(Beginning of Data extract)

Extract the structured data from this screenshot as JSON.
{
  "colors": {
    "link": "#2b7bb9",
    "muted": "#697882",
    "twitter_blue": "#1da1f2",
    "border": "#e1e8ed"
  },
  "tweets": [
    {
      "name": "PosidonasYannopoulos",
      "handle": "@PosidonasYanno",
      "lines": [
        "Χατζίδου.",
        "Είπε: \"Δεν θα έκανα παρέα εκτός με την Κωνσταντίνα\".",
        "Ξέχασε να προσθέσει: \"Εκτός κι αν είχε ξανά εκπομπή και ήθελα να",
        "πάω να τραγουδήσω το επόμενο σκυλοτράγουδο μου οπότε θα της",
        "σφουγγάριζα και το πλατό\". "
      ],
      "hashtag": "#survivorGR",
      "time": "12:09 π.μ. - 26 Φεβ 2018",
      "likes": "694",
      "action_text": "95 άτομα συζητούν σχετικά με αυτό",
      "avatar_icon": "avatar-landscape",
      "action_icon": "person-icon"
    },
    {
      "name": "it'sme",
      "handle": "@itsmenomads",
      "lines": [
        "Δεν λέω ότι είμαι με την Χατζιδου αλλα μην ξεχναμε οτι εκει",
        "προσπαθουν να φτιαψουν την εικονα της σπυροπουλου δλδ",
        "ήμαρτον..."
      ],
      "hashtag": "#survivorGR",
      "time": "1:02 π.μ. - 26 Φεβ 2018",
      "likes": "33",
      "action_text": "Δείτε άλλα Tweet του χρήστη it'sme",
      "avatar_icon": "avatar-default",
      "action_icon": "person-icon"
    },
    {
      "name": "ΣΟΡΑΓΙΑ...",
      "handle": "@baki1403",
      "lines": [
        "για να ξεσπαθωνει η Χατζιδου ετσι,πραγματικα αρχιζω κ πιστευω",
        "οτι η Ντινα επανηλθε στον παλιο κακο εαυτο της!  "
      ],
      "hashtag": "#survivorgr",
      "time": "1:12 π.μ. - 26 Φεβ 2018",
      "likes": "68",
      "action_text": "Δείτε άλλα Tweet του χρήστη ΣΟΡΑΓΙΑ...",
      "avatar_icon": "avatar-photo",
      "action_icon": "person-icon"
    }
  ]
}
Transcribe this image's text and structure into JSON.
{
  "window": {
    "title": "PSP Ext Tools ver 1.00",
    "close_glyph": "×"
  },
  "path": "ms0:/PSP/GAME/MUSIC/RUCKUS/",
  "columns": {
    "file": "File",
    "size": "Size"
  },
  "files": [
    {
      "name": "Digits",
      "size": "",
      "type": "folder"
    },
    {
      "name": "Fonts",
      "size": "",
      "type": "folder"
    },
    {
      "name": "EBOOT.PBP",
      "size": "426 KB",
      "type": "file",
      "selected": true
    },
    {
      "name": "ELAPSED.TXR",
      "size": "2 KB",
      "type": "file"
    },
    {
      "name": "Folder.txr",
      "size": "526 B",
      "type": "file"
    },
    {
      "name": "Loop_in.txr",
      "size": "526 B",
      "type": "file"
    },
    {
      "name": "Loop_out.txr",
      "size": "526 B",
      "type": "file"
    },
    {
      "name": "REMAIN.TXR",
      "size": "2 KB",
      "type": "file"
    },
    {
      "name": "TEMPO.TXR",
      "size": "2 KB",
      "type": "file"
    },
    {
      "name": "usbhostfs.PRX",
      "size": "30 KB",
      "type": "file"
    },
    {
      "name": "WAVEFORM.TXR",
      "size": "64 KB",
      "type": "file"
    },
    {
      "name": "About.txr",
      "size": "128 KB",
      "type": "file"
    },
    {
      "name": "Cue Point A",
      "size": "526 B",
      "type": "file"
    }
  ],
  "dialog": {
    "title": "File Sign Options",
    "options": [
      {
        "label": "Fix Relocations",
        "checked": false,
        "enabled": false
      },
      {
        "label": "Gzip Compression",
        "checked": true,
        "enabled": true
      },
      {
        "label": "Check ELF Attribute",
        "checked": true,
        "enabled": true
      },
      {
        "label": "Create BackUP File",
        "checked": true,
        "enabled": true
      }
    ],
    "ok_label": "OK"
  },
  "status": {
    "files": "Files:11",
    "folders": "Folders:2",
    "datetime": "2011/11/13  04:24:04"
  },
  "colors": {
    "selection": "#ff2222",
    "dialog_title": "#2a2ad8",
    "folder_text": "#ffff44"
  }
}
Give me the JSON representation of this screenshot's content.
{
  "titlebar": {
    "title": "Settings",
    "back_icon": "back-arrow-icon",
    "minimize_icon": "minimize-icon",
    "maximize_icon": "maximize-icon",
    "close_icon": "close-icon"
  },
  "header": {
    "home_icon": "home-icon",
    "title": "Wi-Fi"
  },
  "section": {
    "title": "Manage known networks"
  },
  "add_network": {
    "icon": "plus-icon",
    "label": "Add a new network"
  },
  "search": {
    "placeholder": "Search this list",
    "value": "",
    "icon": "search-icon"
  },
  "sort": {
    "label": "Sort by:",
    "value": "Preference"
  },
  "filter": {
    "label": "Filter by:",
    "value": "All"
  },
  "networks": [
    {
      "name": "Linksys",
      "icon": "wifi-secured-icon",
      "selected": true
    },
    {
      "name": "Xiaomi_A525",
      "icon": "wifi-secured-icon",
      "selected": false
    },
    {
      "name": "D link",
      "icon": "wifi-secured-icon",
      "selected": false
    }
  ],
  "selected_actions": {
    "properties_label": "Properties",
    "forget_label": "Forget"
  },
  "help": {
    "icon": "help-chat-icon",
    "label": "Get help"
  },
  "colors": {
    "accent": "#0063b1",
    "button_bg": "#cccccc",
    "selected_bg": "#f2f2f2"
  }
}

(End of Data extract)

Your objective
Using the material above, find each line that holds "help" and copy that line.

Solved exercise
  "help": {
    "icon": "help-chat-icon",
    "label": "Get help"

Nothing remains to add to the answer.